“Advanced HPLC Method Development Using Quality by Design” is an intensive online course that teaches you strategy and technique to develop high-quality HPLC and UHPLC methods quickly and with confidence. You will learn a time-proven technique that walks you through the method development process a step at a time using sound chromatographic principles to help make the process more efficient. The techniques can be used as a stand-alone strategy or added to existing development procedures to help streamline the process. Because the same principles apply to HPLC and UHPLC, you can apply the same information for the development of UHPLC methods. Here’s what the course covers:
- What Quality by Design (QbD) is and how it applies to HPLC methods
- A review of basic HPLC theory as it applies to method development
- The makeup of HPLC columns including the support material and the bonded phase
- The role of solvents in the separation
- How the column plate number, selectivity, and retention can be used in a logical way to solve even the
toughest separation problems.
- How to use mobile phase solvents, pH, temperature, chemistry, and other variables to pull apart
difficult-to-separate peak pairs.
- How gradient elution works and how to remove the mystery of optimizing gradients.
- How a scouting gradient can be used to speed the development of both isocratic and gradient methods.
- How to use a simple spreadsheet calculator to move from the scouting run to the next step in method
- How computer-assisted method development tools can leverage a small amount of data into a large amount of information about a separation
- How to take advantage of a publicly available internet database to identify equivalent and orthogonal columns
- When standard reversed-phase techniques don’t work, how to choose mixed-mode, ion-pairing, normal phase, HILIC, chiral, or other chromatographic modes
- What’s the same and different when comparing HPLC and UHPLC
- What to look for when validating a method
Presenter: John Dolan

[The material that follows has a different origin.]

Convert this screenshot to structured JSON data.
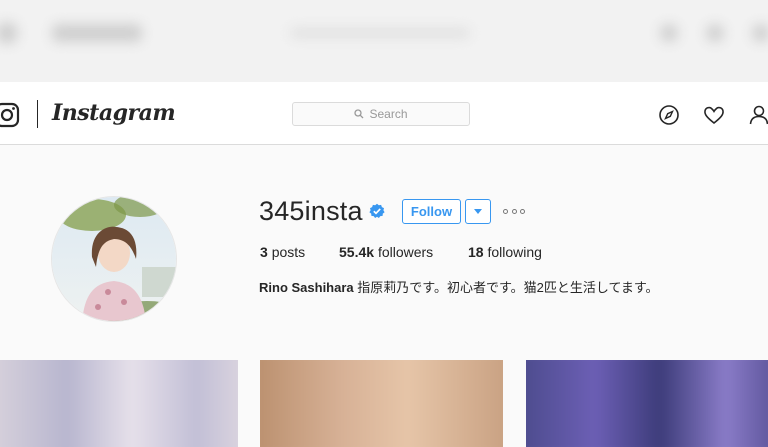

John Dolan is considered to be the one of the world’s experts in HPLC. He has written more than 300 user-oriented articles on HPLC troubleshooting over the last 30 years in addition to more than 100 peer-reviewed technical articles on HPLC and related techniques. His three books (co-authored with Lloyd Snyder), Troubleshooting HPLC Systems, Introduction to Modern Liquid Chromatography (3rd edn), and High-Performance Gradient Elution, are standard references on thousands of desks around the world. He has taught HPLC training classes around the world to more than 10,000 students.